- Logic: an introduction to elementary logic, Wilfred Hodges – Buy this (or a similar) book on predicate logic: few understand what it is, but it’s a cornerstone of critical thinking.
- Lectures on Physics, Richard P Feynman – It doesn’t matter whether you understand the Physics, it’s the thought processes he exposes that matters. RPF doesn't do bullsh*t.
11. Game Theory and Economic Behaviour, John von Neuman, Oskar Morgenstern – OK it’s no 11. Don’t read this. Be aware of it. We have the mathematics for when we finally collect data that people can *actually* use to make decisions.
There are many non-testing books that didn't make my list. Near misses include at least one scripting/programming language book, all of Edward Tufte's books, Gause & Weinberg's "Exploring Requirements", DeMarco and Lister's "Peopleware", DeMarco's "Controlling Software Projects" and "Structured Analysis", Nancy Leveson's "Safeware", Constantine and Lockwood's "Software for Use" and lots more. Ten books isn't enough. Perhaps one hundred isn't enough either.
Huib asked me to explain my "General Systems Theory" nonsense comment. OK, nonsense may be too strong. Maybe I should say non-science?
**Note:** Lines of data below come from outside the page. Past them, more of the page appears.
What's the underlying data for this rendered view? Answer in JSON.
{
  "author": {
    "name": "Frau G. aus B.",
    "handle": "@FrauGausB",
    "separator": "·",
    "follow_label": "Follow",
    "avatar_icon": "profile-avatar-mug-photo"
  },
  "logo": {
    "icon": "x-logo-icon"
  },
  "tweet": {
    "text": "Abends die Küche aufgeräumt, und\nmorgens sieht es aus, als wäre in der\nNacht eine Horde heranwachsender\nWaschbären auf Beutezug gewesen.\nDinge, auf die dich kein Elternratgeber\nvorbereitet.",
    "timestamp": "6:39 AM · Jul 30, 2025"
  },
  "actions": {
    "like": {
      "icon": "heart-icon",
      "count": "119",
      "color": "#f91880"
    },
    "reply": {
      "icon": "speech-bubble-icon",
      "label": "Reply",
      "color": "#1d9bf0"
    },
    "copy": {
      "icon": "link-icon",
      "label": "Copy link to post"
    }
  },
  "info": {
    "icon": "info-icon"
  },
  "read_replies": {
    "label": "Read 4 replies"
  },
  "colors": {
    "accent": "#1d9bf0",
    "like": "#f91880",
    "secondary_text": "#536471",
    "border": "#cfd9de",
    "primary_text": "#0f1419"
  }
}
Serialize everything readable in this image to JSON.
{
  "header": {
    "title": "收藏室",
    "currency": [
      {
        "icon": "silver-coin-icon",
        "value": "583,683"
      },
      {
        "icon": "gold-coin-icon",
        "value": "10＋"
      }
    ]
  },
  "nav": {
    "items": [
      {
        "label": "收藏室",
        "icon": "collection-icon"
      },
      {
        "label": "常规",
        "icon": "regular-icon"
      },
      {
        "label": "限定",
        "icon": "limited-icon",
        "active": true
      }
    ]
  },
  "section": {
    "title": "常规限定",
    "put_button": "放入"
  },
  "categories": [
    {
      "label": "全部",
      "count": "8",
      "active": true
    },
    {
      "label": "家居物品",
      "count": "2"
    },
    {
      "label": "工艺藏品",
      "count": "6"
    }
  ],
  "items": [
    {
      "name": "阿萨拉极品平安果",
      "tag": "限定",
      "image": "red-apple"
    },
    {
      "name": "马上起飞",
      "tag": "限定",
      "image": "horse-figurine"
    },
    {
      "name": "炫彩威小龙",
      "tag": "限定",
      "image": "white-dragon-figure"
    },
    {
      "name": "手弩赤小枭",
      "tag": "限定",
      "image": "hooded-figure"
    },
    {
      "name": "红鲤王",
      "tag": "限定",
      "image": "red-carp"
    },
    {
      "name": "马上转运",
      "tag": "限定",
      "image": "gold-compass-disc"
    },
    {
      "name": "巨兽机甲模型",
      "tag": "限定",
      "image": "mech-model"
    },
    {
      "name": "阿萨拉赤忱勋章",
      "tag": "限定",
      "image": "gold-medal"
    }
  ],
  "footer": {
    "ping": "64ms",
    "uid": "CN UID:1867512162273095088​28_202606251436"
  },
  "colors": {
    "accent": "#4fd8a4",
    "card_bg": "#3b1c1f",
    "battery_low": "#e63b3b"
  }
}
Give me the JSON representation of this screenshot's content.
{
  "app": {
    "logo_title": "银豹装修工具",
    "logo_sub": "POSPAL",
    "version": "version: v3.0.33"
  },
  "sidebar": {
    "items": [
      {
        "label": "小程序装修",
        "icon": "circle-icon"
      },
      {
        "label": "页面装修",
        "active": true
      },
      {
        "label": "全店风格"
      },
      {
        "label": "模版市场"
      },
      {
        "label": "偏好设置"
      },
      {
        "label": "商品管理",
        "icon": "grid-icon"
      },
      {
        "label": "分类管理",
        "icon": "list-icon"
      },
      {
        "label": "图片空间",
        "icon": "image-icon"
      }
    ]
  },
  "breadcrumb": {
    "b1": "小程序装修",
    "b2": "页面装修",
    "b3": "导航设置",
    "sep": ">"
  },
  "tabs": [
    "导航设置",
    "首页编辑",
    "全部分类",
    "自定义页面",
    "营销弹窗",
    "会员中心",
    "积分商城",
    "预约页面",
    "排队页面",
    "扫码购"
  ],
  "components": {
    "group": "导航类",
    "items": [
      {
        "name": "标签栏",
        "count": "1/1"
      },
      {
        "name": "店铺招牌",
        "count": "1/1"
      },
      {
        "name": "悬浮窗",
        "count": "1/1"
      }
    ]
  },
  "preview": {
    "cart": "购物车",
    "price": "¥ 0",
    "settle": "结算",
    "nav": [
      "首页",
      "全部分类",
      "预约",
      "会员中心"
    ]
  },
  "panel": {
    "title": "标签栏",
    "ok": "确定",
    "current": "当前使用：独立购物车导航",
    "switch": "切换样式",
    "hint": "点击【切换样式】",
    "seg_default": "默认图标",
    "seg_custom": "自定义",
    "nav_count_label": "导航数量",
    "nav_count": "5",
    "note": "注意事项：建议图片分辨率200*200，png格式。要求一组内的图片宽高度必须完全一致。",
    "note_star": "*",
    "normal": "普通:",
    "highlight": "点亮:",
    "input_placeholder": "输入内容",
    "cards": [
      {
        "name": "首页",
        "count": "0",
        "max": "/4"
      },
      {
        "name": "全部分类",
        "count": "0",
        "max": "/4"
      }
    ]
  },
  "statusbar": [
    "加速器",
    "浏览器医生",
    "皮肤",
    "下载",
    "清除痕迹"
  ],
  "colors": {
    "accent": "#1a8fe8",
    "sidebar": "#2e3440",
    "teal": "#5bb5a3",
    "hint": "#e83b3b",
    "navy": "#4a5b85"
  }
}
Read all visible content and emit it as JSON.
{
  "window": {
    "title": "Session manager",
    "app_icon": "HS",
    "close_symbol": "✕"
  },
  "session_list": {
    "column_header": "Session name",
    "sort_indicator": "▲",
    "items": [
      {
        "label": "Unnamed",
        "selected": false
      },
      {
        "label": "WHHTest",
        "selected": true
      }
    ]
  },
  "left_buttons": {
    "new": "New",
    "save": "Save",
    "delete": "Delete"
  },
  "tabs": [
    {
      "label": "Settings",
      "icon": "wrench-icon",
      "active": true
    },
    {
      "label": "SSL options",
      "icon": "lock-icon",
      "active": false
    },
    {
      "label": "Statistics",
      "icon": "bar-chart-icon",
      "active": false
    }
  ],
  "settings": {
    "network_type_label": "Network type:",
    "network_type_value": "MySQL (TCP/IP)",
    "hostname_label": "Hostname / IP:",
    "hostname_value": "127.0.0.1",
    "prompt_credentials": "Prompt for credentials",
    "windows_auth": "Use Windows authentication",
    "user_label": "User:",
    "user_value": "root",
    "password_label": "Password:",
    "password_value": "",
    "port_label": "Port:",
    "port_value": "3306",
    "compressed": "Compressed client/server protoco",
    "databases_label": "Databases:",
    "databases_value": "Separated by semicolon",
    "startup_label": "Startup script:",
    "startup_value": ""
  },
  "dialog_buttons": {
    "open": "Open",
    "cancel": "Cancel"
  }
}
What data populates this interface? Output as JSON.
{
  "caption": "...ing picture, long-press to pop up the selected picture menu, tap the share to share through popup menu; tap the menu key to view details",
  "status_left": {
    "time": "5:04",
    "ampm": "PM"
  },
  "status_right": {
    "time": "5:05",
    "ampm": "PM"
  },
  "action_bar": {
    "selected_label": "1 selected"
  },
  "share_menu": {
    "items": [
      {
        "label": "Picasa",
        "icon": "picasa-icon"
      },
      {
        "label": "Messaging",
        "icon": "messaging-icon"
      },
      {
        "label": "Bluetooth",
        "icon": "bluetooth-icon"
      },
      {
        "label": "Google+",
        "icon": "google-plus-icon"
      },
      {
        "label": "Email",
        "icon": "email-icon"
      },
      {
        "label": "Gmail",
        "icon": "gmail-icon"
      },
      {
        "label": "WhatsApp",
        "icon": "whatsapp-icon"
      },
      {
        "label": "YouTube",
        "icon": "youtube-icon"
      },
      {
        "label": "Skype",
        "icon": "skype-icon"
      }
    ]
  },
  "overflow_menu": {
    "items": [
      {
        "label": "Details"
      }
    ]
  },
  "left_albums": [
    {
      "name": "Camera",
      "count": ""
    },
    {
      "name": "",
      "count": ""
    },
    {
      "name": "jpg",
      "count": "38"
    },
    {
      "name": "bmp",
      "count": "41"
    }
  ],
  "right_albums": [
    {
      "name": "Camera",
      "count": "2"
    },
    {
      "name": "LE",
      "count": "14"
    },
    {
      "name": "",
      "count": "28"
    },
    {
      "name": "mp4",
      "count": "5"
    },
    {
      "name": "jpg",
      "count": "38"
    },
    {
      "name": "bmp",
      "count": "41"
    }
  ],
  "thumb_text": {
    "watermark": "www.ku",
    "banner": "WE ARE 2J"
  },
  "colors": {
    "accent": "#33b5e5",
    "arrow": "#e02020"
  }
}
The Systems movement has existed for 70-80+ years. Dissatisfaction with General Systems Theory in 60s/70s caused a split between the theorists and those who wanted to evolve System Thinking into a problem solving approach. Maybe you could call them two ‘schools’? GST was attacked very publicly by the problem-solving movement (the Thinkers) who went down a different path. GST never delivered a ‘grand theory’ and appeared to exist only to publish a journal. The thinker movement proceeded to work in areas covering hard- and soft-systems and decision making support. It's clear that the schism between the two streams caused (or was caused by) antagonism. It is reminiscent of the testing schools 'debate'. A typical criticism in the 1970s was one expert (Naughton) chided another expert (Lilienfield (who attacked GST)) by saying “there was nothing approaching a coherent body of tested knowledge to attack, rather a melange of insights, theorems, tautologies and hunches…”. The problem that the 'Thinkers' had with GST is that most of the insights and theorems are unsubstantiated and not used for anything. GST drifts into the mystical sometimes - it’s almost like astrology. Checkland says: “The problem with GST is it pays for its generality with lack of content” and "... the fact that GST has failed in its application does not mean that systems thinking has failed". The Systems Thinking movement, being focused on problem solving inspired most of the useful (and used) approaches and methods. It’s less ‘pure’ but by being grounded in problem solving, it has more value. Google "General Systems Theory" and you get few hits of relevance and only one or two books written in the last 25 years. Try "Systems Thinking" and you get lots (although there's a certain amount of bandwagon jumping perhaps). Seems to me that GST has been left behind. I don't like GST because it is so vague. It is impossible to prove or disprove the theories, so being a sceptical sort, mostly it says nothing useful that I can trust.
Paul Gerrard My linkedin profile is here